Each entry has to be given again in its exact wording, and no picture may appear in the result.

== DATA SHOWN ==

=== Section Start ===

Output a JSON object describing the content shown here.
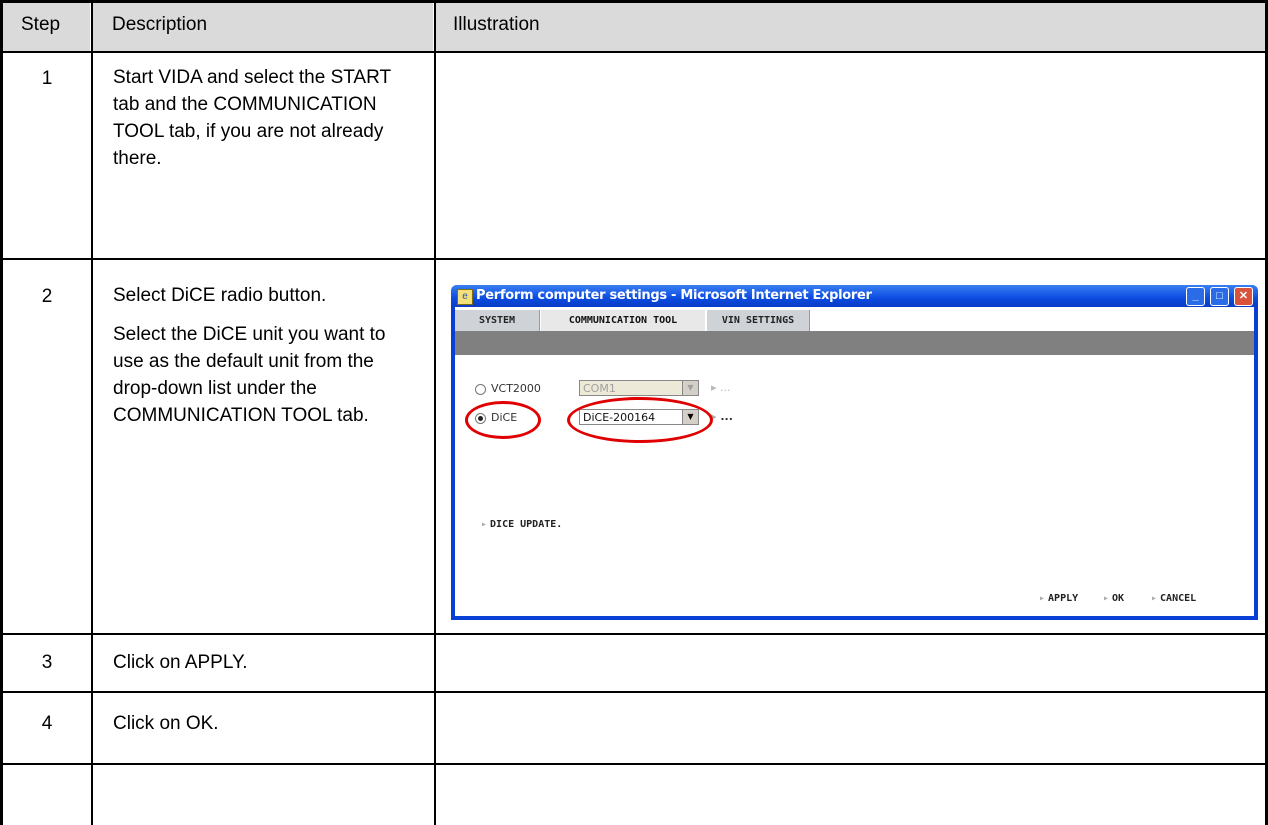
{
  "table": {
    "headers": {
      "step": "Step",
      "description": "Description",
      "illustration": "Illustration"
    },
    "rows": [
      {
        "step": "1",
        "description": [
          "Start VIDA and select the START tab and the COMMUNICATION TOOL tab, if you are not already there."
        ]
      },
      {
        "step": "2",
        "description": [
          "Select DiCE radio button.",
          "Select the DiCE unit you want to use as the default unit from the drop-down list under the COMMUNICATION TOOL tab."
        ]
      },
      {
        "step": "3",
        "description": [
          "Click on APPLY."
        ]
      },
      {
        "step": "4",
        "description": [
          "Click on OK."
        ]
      },
      {
        "step": "",
        "description": [
          ""
        ]
      }
    ]
  },
  "dialog": {
    "title": "Perform computer settings - Microsoft Internet Explorer",
    "window_buttons": {
      "minimize": "_",
      "maximize": "□",
      "close": "✕"
    },
    "tabs": [
      {
        "label": "SYSTEM",
        "active": false
      },
      {
        "label": "COMMUNICATION TOOL",
        "active": true
      },
      {
        "label": "VIN SETTINGS",
        "active": false
      }
    ],
    "options": [
      {
        "label": "VCT2000",
        "selected": false,
        "port": "COM1",
        "enabled": false,
        "more": "..."
      },
      {
        "label": "DiCE",
        "selected": true,
        "port": "DiCE-200164",
        "enabled": true,
        "more": "..."
      }
    ],
    "dice_update": "DICE UPDATE.",
    "actions": {
      "apply": "APPLY",
      "ok": "OK",
      "cancel": "CANCEL"
    },
    "highlight_color": "#e00000"
  }
}
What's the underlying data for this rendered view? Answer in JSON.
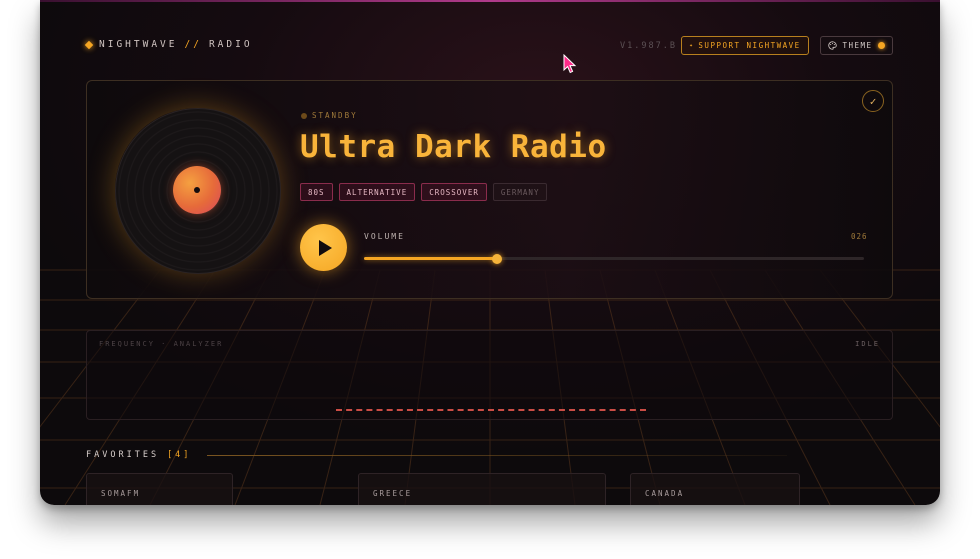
{
  "header": {
    "brand": {
      "name": "NIGHTWAVE",
      "separator": "//",
      "suffix": "RADIO"
    },
    "version": "V1.987.B",
    "support_button": {
      "icon": "star-icon",
      "label": "SUPPORT NIGHTWAVE"
    },
    "theme_button": {
      "icon": "palette-icon",
      "label": "THEME"
    }
  },
  "player": {
    "status": "STANDBY",
    "station_title": "Ultra Dark Radio",
    "tags": [
      "80S",
      "ALTERNATIVE",
      "CROSSOVER",
      "GERMANY"
    ],
    "volume_label": "VOLUME",
    "volume_value": "026",
    "volume_fraction": 0.265,
    "play_icon": "play-icon",
    "check_icon": "check-icon"
  },
  "analyzer": {
    "title": "FREQUENCY · ANALYZER",
    "status": "IDLE"
  },
  "favorites": {
    "label": "FAVORITES",
    "count": "[4]",
    "items": [
      "SOMAFM",
      "GREECE",
      "CANADA"
    ]
  },
  "colors": {
    "accent": "#f5a623",
    "background": "#150b10",
    "tag_border": "#8a2c4c",
    "cursor": "#ff2a8a"
  }
}
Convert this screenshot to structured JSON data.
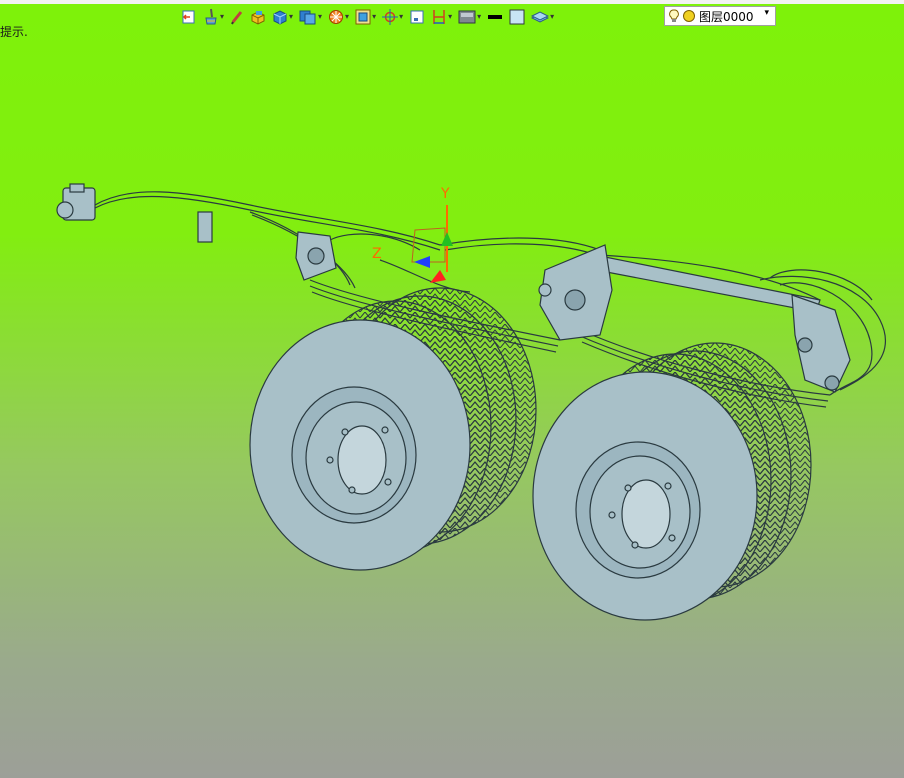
{
  "hint_text": "提示.",
  "toolbar": {
    "items": [
      {
        "icon": "exit-icon"
      },
      {
        "icon": "paint-brush-icon",
        "dropdown": true
      },
      {
        "icon": "pen-icon"
      },
      {
        "icon": "box-3d-icon"
      },
      {
        "icon": "cube-view-icon",
        "dropdown": true
      },
      {
        "icon": "stacked-views-icon",
        "dropdown": true
      },
      {
        "icon": "render-wheel-icon",
        "dropdown": true
      },
      {
        "icon": "image-frame-icon",
        "dropdown": true
      },
      {
        "icon": "snap-target-icon",
        "dropdown": true
      },
      {
        "icon": "work-plane-icon"
      },
      {
        "icon": "dimension-icon",
        "dropdown": true
      },
      {
        "icon": "shading-icon",
        "dropdown": true
      },
      {
        "icon": "line-weight-icon"
      },
      {
        "icon": "color-swatch-icon"
      },
      {
        "icon": "layer-stack-icon",
        "dropdown": true
      }
    ]
  },
  "layer_select": {
    "value": "图层0000",
    "icons": [
      "lightbulb-icon",
      "yellow-circle-icon"
    ]
  },
  "triad": {
    "y_label": "Y",
    "z_label": "Z"
  },
  "colors": {
    "background_top": "#7ef20a",
    "background_bottom": "#9c9f98",
    "model_fill": "#a8c0c8",
    "model_stroke": "#2a3a40",
    "axis_y": "#ff6a00",
    "axis_green": "#22c022",
    "axis_blue": "#2040ff",
    "axis_red": "#ff2020"
  }
}
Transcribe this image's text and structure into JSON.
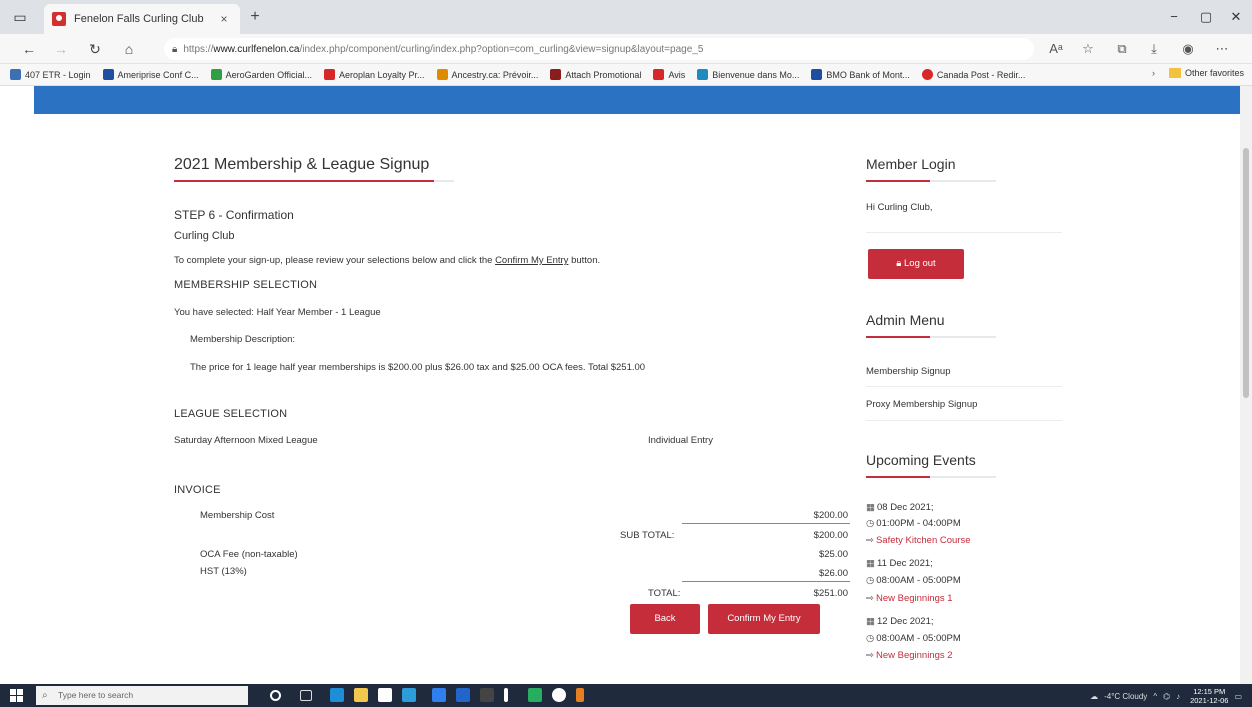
{
  "browser": {
    "tab_title": "Fenelon Falls Curling Club",
    "tab_close": "×",
    "new_tab": "+",
    "minimize": "−",
    "restore": "▢",
    "close": "✕",
    "url_prefix": "https://",
    "url_domain": "www.curlfenelon.ca",
    "url_rest": "/index.php/component/curling/index.php?option=com_curling&view=signup&layout=page_5",
    "favorites": [
      {
        "label": "407 ETR - Login",
        "color": "#3d6fb4"
      },
      {
        "label": "Ameriprise Conf C...",
        "color": "#1e4fa3"
      },
      {
        "label": "AeroGarden Official...",
        "color": "#2f9e44"
      },
      {
        "label": "Aeroplan Loyalty Pr...",
        "color": "#d62828"
      },
      {
        "label": "Ancestry.ca: Prévoir...",
        "color": "#e08a00"
      },
      {
        "label": "Attach Promotional",
        "color": "#8a1c1c"
      },
      {
        "label": "Avis",
        "color": "#d62828"
      },
      {
        "label": "Bienvenue dans Mo...",
        "color": "#1f8ac0"
      },
      {
        "label": "BMO Bank of Mont...",
        "color": "#1d4ea1"
      },
      {
        "label": "Canada Post - Redir...",
        "color": "#d62828"
      }
    ],
    "other_favorites": "Other favorites"
  },
  "main": {
    "title": "2021 Membership & League Signup",
    "step": "STEP 6 - Confirmation",
    "club": "Curling Club",
    "intro_before": "To complete your sign-up, please review your selections below and click the ",
    "intro_link": "Confirm My Entry",
    "intro_after": " button.",
    "membership_heading": "MEMBERSHIP SELECTION",
    "selected": "You have selected: Half Year Member - 1 League",
    "desc_label": "Membership Description:",
    "desc_text": "The price for 1 leage half year memberships is $200.00 plus $26.00 tax and $25.00 OCA fees. Total $251.00",
    "league_heading": "LEAGUE SELECTION",
    "league_name": "Saturday Afternoon Mixed League",
    "league_entry": "Individual Entry",
    "invoice_heading": "INVOICE",
    "invoice": {
      "membership_label": "Membership Cost",
      "membership_value": "$200.00",
      "subtotal_label": "SUB TOTAL:",
      "subtotal_value": "$200.00",
      "oca_label": "OCA Fee (non-taxable)",
      "oca_value": "$25.00",
      "hst_label": "HST (13%)",
      "hst_value": "$26.00",
      "total_label": "TOTAL:",
      "total_value": "$251.00"
    },
    "back_button": "Back",
    "confirm_button": "Confirm My Entry"
  },
  "sidebar": {
    "login_heading": "Member Login",
    "greeting": "Hi Curling Club,",
    "logout_button": "Log out",
    "admin_heading": "Admin Menu",
    "admin_items": [
      "Membership Signup",
      "Proxy Membership Signup"
    ],
    "events_heading": "Upcoming Events",
    "events": [
      {
        "date": "08 Dec 2021;",
        "time": "01:00PM - 04:00PM",
        "title": "Safety Kitchen Course"
      },
      {
        "date": "11 Dec 2021;",
        "time": "08:00AM - 05:00PM",
        "title": "New Beginnings 1"
      },
      {
        "date": "12 Dec 2021;",
        "time": "08:00AM - 05:00PM",
        "title": "New Beginnings 2"
      }
    ]
  },
  "taskbar": {
    "search_placeholder": "Type here to search",
    "weather": "-4°C Cloudy",
    "time": "12:15 PM",
    "date": "2021-12-06"
  }
}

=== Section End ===

== SOLVED EXERCISE ==
Output a JSON object describing the content shown here.
{
  "table": {
    "headers": {
      "step": "Step",
      "description": "Description",
      "illustration": "Illustration"
    },
    "rows": [
      {
        "step": "1",
        "description": [
          "Start VIDA and select the START tab and the COMMUNICATION TOOL tab, if you are not already there."
        ]
      },
      {
        "step": "2",
        "description": [
          "Select DiCE radio button.",
          "Select the DiCE unit you want to use as the default unit from the drop-down list under the COMMUNICATION TOOL tab."
        ]
      },
      {
        "step": "3",
        "description": [
          "Click on APPLY."
        ]
      },
      {
        "step": "4",
        "description": [
          "Click on OK."
        ]
      },
      {
        "step": "",
        "description": [
          ""
        ]
      }
    ]
  },
  "dialog": {
    "title": "Perform computer settings - Microsoft Internet Explorer",
    "window_buttons": {
      "minimize": "_",
      "maximize": "□",
      "close": "✕"
    },
    "tabs": [
      {
        "label": "SYSTEM",
        "active": false
      },
      {
        "label": "COMMUNICATION TOOL",
        "active": true
      },
      {
        "label": "VIN SETTINGS",
        "active": false
      }
    ],
    "options": [
      {
        "label": "VCT2000",
        "selected": false,
        "port": "COM1",
        "enabled": false,
        "more": "..."
      },
      {
        "label": "DiCE",
        "selected": true,
        "port": "DiCE-200164",
        "enabled": true,
        "more": "..."
      }
    ],
    "dice_update": "DICE UPDATE.",
    "actions": {
      "apply": "APPLY",
      "ok": "OK",
      "cancel": "CANCEL"
    },
    "highlight_color": "#e00000"
  }
}
What's the underlying data for this rendered view? Answer in JSON.
{
  "header": {
    "brand": {
      "name": "NIGHTWAVE",
      "separator": "//",
      "suffix": "RADIO"
    },
    "version": "V1.987.B",
    "support_button": {
      "icon": "star-icon",
      "label": "SUPPORT NIGHTWAVE"
    },
    "theme_button": {
      "icon": "palette-icon",
      "label": "THEME"
    }
  },
  "player": {
    "status": "STANDBY",
    "station_title": "Ultra Dark Radio",
    "tags": [
      "80S",
      "ALTERNATIVE",
      "CROSSOVER",
      "GERMANY"
    ],
    "volume_label": "VOLUME",
    "volume_value": "026",
    "volume_fraction": 0.265,
    "play_icon": "play-icon",
    "check_icon": "check-icon"
  },
  "analyzer": {
    "title": "FREQUENCY · ANALYZER",
    "status": "IDLE"
  },
  "favorites": {
    "label": "FAVORITES",
    "count": "[4]",
    "items": [
      "SOMAFM",
      "GREECE",
      "CANADA"
    ]
  },
  "colors": {
    "accent": "#f5a623",
    "background": "#150b10",
    "tag_border": "#8a2c4c",
    "cursor": "#ff2a8a"
  }
}
Convert this screenshot to structured JSON data.
{
  "hint_text": "提示.",
  "toolbar": {
    "items": [
      {
        "icon": "exit-icon"
      },
      {
        "icon": "paint-brush-icon",
        "dropdown": true
      },
      {
        "icon": "pen-icon"
      },
      {
        "icon": "box-3d-icon"
      },
      {
        "icon": "cube-view-icon",
        "dropdown": true
      },
      {
        "icon": "stacked-views-icon",
        "dropdown": true
      },
      {
        "icon": "render-wheel-icon",
        "dropdown": true
      },
      {
        "icon": "image-frame-icon",
        "dropdown": true
      },
      {
        "icon": "snap-target-icon",
        "dropdown": true
      },
      {
        "icon": "work-plane-icon"
      },
      {
        "icon": "dimension-icon",
        "dropdown": true
      },
      {
        "icon": "shading-icon",
        "dropdown": true
      },
      {
        "icon": "line-weight-icon"
      },
      {
        "icon": "color-swatch-icon"
      },
      {
        "icon": "layer-stack-icon",
        "dropdown": true
      }
    ]
  },
  "layer_select": {
    "value": "图层0000",
    "icons": [
      "lightbulb-icon",
      "yellow-circle-icon"
    ]
  },
  "triad": {
    "y_label": "Y",
    "z_label": "Z"
  },
  "colors": {
    "background_top": "#7ef20a",
    "background_bottom": "#9c9f98",
    "model_fill": "#a8c0c8",
    "model_stroke": "#2a3a40",
    "axis_y": "#ff6a00",
    "axis_green": "#22c022",
    "axis_blue": "#2040ff",
    "axis_red": "#ff2020"
  }
}
Transcribe this image's text and structure into JSON.
{
  "browser": {
    "tab_title": "Fenelon Falls Curling Club",
    "tab_close": "×",
    "new_tab": "+",
    "minimize": "−",
    "restore": "▢",
    "close": "✕",
    "url_prefix": "https://",
    "url_domain": "www.curlfenelon.ca",
    "url_rest": "/index.php/component/curling/index.php?option=com_curling&view=signup&layout=page_5",
    "favorites": [
      {
        "label": "407 ETR - Login",
        "color": "#3d6fb4"
      },
      {
        "label": "Ameriprise Conf C...",
        "color": "#1e4fa3"
      },
      {
        "label": "AeroGarden Official...",
        "color": "#2f9e44"
      },
      {
        "label": "Aeroplan Loyalty Pr...",
        "color": "#d62828"
      },
      {
        "label": "Ancestry.ca: Prévoir...",
        "color": "#e08a00"
      },
      {
        "label": "Attach Promotional",
        "color": "#8a1c1c"
      },
      {
        "label": "Avis",
        "color": "#d62828"
      },
      {
        "label": "Bienvenue dans Mo...",
        "color": "#1f8ac0"
      },
      {
        "label": "BMO Bank of Mont...",
        "color": "#1d4ea1"
      },
      {
        "label": "Canada Post - Redir...",
        "color": "#d62828"
      }
    ],
    "other_favorites": "Other favorites"
  },
  "main": {
    "title": "2021 Membership & League Signup",
    "step": "STEP 6 - Confirmation",
    "club": "Curling Club",
    "intro_before": "To complete your sign-up, please review your selections below and click the ",
    "intro_link": "Confirm My Entry",
    "intro_after": " button.",
    "membership_heading": "MEMBERSHIP SELECTION",
    "selected": "You have selected: Half Year Member - 1 League",
    "desc_label": "Membership Description:",
    "desc_text": "The price for 1 leage half year memberships is $200.00 plus $26.00 tax and $25.00 OCA fees. Total $251.00",
    "league_heading": "LEAGUE SELECTION",
    "league_name": "Saturday Afternoon Mixed League",
    "league_entry": "Individual Entry",
    "invoice_heading": "INVOICE",
    "invoice": {
      "membership_label": "Membership Cost",
      "membership_value": "$200.00",
      "subtotal_label": "SUB TOTAL:",
      "subtotal_value": "$200.00",
      "oca_label": "OCA Fee (non-taxable)",
      "oca_value": "$25.00",
      "hst_label": "HST (13%)",
      "hst_value": "$26.00",
      "total_label": "TOTAL:",
      "total_value": "$251.00"
    },
    "back_button": "Back",
    "confirm_button": "Confirm My Entry"
  },
  "sidebar": {
    "login_heading": "Member Login",
    "greeting": "Hi Curling Club,",
    "logout_button": "Log out",
    "admin_heading": "Admin Menu",
    "admin_items": [
      "Membership Signup",
      "Proxy Membership Signup"
    ],
    "events_heading": "Upcoming Events",
    "events": [
      {
        "date": "08 Dec 2021;",
        "time": "01:00PM - 04:00PM",
        "title": "Safety Kitchen Course"
      },
      {
        "date": "11 Dec 2021;",
        "time": "08:00AM - 05:00PM",
        "title": "New Beginnings 1"
      },
      {
        "date": "12 Dec 2021;",
        "time": "08:00AM - 05:00PM",
        "title": "New Beginnings 2"
      }
    ]
  },
  "taskbar": {
    "search_placeholder": "Type here to search",
    "weather": "-4°C Cloudy",
    "time": "12:15 PM",
    "date": "2021-12-06"
  }
}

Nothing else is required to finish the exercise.